Skip to main content

What You Need to Know About the PADI Peak Performance Buoyancy Specialty

By Travis Marshall | Published On February 19, 2021
Share This Article :

What You Need to Know About the PADI Peak Performance Buoyancy Specialty

Swimming “weightlessly” underwater while scuba diving is the closest most humans can get to feeling like an astronaut floating beyond the grip of Earth’s gravity. In fact, NASA astronauts train for their missions in a large pool called the Neutral Buoyancy Laboratory. The PADI Peak Performance Buoyancy specialty covers skills needed to achieve precise neutral buoyancy underwater.

Scuba Diver Kelp Channel Islands

A diver hovers effortlessly while diving kelp forests in the Channel Islands.


Whether you’re an astronaut or a diver, better buoyancy control makes diving safer and more fun.

PREREQUISITES Divers as young as 10 years old can take PADI Peak Performance Buoyancy, and the only prerequisite is an Open Water (or Junior Open Water) certification.

BENEFITS When your buoyancy is off, you may feel uncomfortable, become overexerted or use your air too quickly. You could also break fragile corals or injure yourself if you crash to the bottom, or risk decompression sickness or lung over-expansion injury from an out-of control ascent. By determining your correct amount of weight, you can fine-tune your buoyancy with your breathing instead of your BCD. Streamlining your equipment and adjusting your trim with the help of an instructor can help you move more efficiently, conserving energy and air. Perfecting your hovering skills helps keep you and the environment safer.

Divers can independently complete their knowledge development lessons to get an overview of proper weighting, swimming positions and streamlining underwater.
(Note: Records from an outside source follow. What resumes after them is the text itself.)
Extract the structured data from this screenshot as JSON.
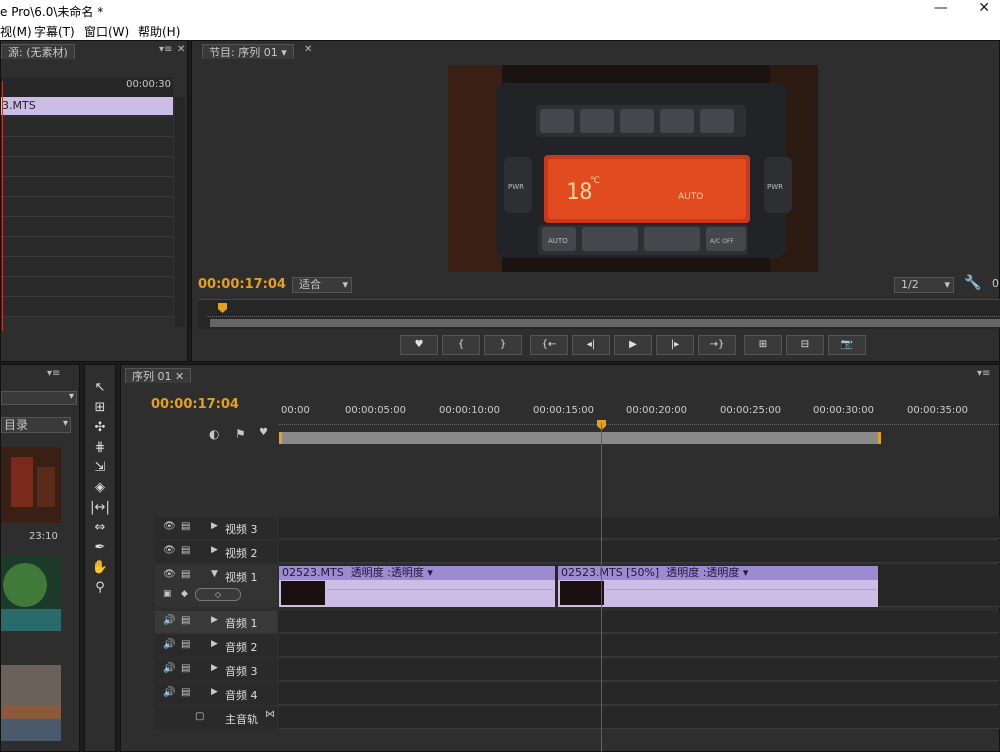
{
  "window": {
    "title": "e Pro\\6.0\\未命名 *",
    "minimize": "—",
    "close": "✕"
  },
  "menu": [
    "视(M)",
    "字幕(T)",
    "窗口(W)",
    "帮助(H)"
  ],
  "source_panel": {
    "tab": "源: (无素材)",
    "timecode": "00:00:30",
    "clip": "3.MTS"
  },
  "program_panel": {
    "tab": "节目: 序列 01",
    "timecode": "00:00:17:04",
    "fit": "适合",
    "ratio": "1/2",
    "ratio_extra": "0",
    "video_display": {
      "temperature": "18",
      "unit": "℃",
      "mode": "AUTO",
      "btn_auto": "AUTO",
      "btn_acoff": "A/C OFF",
      "pwr_left": "PWR",
      "pwr_right": "PWR"
    }
  },
  "transport": [
    "♥",
    "{",
    "}",
    "{←",
    "◂|",
    "▶",
    "|▸",
    "→}",
    "⊞",
    "⊟",
    "📷"
  ],
  "project_panel": {
    "folder": "目录",
    "duration": "23:10"
  },
  "timeline": {
    "tab": "序列 01",
    "timecode": "00:00:17:04",
    "ruler": [
      "00:00",
      "00:00:05:00",
      "00:00:10:00",
      "00:00:15:00",
      "00:00:20:00",
      "00:00:25:00",
      "00:00:30:00",
      "00:00:35:00"
    ],
    "tracks": {
      "video3": "视频 3",
      "video2": "视频 2",
      "video1": "视频 1",
      "audio1": "音频 1",
      "audio2": "音频 2",
      "audio3": "音频 3",
      "audio4": "音频 4",
      "master": "主音轨"
    },
    "clips": [
      {
        "name": "02523.MTS",
        "effect": "透明度 :透明度 ▾"
      },
      {
        "name": "02523.MTS [50%]",
        "effect": "透明度 :透明度 ▾"
      }
    ]
  },
  "colors": {
    "accent": "#e3a11e",
    "clip": "#cbbde6",
    "playline": "#c0392b"
  }
}
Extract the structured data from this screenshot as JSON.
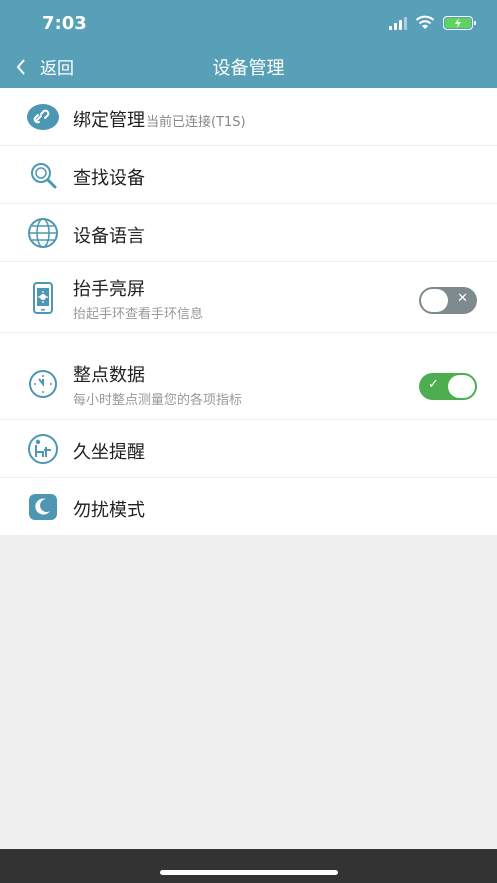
{
  "status": {
    "time": "7:03"
  },
  "nav": {
    "back_label": "返回",
    "title": "设备管理"
  },
  "items": [
    {
      "label": "绑定管理",
      "inline_sub": "当前已连接(T1S)",
      "icon": "link-icon"
    },
    {
      "label": "查找设备",
      "icon": "search-device-icon"
    },
    {
      "label": "设备语言",
      "icon": "globe-icon"
    },
    {
      "label": "抬手亮屏",
      "sub": "抬起手环查看手环信息",
      "icon": "phone-screen-icon",
      "toggle": "off"
    },
    {
      "label": "整点数据",
      "sub": "每小时整点测量您的各项指标",
      "icon": "clock-icon",
      "toggle": "on"
    },
    {
      "label": "久坐提醒",
      "icon": "sedentary-icon"
    },
    {
      "label": "勿扰模式",
      "icon": "moon-icon"
    }
  ],
  "colors": {
    "accent": "#57a0b8",
    "toggle_on": "#4cae4f",
    "toggle_off": "#7f8a8f"
  }
}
During two open-water dives, you’ll test your buoyancy at the surface to determine the right amount of weight for your dive. After descending to the bottom, you’ll use the fin-pivot skill to get neutrally buoyant. Then you’ll kick a few feet off the bottom to practice hovering motionlessly.

The next step is to maintain neutral buoyancy, making small adjustments through your breathing or with your BCD. Along the way, you’ll practice maintaining a comfortable, horizontal swimming position, as well as different finning techniques like the flutter and frog kicks.

Travis Marshall is a Los Angeles-based writer and diver covering scuba diving training and travel.